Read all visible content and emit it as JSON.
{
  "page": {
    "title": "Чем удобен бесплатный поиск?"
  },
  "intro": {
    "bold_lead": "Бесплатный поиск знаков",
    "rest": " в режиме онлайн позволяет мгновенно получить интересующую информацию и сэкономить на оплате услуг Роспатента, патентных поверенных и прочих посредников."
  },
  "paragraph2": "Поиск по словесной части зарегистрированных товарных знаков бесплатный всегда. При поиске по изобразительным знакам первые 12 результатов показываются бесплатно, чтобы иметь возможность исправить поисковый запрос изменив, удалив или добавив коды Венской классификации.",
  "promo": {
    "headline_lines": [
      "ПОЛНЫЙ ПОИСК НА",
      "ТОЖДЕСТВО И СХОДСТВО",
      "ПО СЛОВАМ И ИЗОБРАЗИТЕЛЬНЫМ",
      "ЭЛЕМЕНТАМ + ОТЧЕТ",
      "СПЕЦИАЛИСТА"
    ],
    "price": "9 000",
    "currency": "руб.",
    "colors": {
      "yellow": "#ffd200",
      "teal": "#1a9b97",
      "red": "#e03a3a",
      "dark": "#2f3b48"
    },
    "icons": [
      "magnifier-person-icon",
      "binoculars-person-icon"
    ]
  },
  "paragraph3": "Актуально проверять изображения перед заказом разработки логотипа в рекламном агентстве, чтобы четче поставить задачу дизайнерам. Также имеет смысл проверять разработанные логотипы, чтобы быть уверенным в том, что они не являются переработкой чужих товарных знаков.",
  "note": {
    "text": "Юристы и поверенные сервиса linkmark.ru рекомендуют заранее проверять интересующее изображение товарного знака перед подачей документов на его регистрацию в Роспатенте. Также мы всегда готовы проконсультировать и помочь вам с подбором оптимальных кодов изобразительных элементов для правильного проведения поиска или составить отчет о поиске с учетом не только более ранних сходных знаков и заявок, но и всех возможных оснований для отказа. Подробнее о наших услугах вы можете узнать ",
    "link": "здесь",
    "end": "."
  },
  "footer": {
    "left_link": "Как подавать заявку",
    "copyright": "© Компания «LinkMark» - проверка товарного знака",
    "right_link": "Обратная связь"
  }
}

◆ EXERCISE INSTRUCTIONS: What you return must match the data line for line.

◆ EXERCISE RESULT:
Read all visible content and emit it as JSON.
{
  "page": {
    "title": "Чем удобен бесплатный поиск?"
  },
  "intro": {
    "bold_lead": "Бесплатный поиск знаков",
    "rest": " в режиме онлайн позволяет мгновенно получить интересующую информацию и сэкономить на оплате услуг Роспатента, патентных поверенных и прочих посредников."
  },
  "paragraph2": "Поиск по словесной части зарегистрированных товарных знаков бесплатный всегда. При поиске по изобразительным знакам первые 12 результатов показываются бесплатно, чтобы иметь возможность исправить поисковый запрос изменив, удалив или добавив коды Венской классификации.",
  "promo": {
    "headline_lines": [
      "ПОЛНЫЙ ПОИСК НА",
      "ТОЖДЕСТВО И СХОДСТВО",
      "ПО СЛОВАМ И ИЗОБРАЗИТЕЛЬНЫМ",
      "ЭЛЕМЕНТАМ + ОТЧЕТ",
      "СПЕЦИАЛИСТА"
    ],
    "price": "9 000",
    "currency": "руб.",
    "colors": {
      "yellow": "#ffd200",
      "teal": "#1a9b97",
      "red": "#e03a3a",
      "dark": "#2f3b48"
    },
    "icons": [
      "magnifier-person-icon",
      "binoculars-person-icon"
    ]
  },
  "paragraph3": "Актуально проверять изображения перед заказом разработки логотипа в рекламном агентстве, чтобы четче поставить задачу дизайнерам. Также имеет смысл проверять разработанные логотипы, чтобы быть уверенным в том, что они не являются переработкой чужих товарных знаков.",
  "note": {
    "text": "Юристы и поверенные сервиса linkmark.ru рекомендуют заранее проверять интересующее изображение товарного знака перед подачей документов на его регистрацию в Роспатенте. Также мы всегда готовы проконсультировать и помочь вам с подбором оптимальных кодов изобразительных элементов для правильного проведения поиска или составить отчет о поиске с учетом не только более ранних сходных знаков и заявок, но и всех возможных оснований для отказа. Подробнее о наших услугах вы можете узнать ",
    "link": "здесь",
    "end": "."
  },
  "footer": {
    "left_link": "Как подавать заявку",
    "copyright": "© Компания «LinkMark» - проверка товарного знака",
    "right_link": "Обратная связь"
  }
}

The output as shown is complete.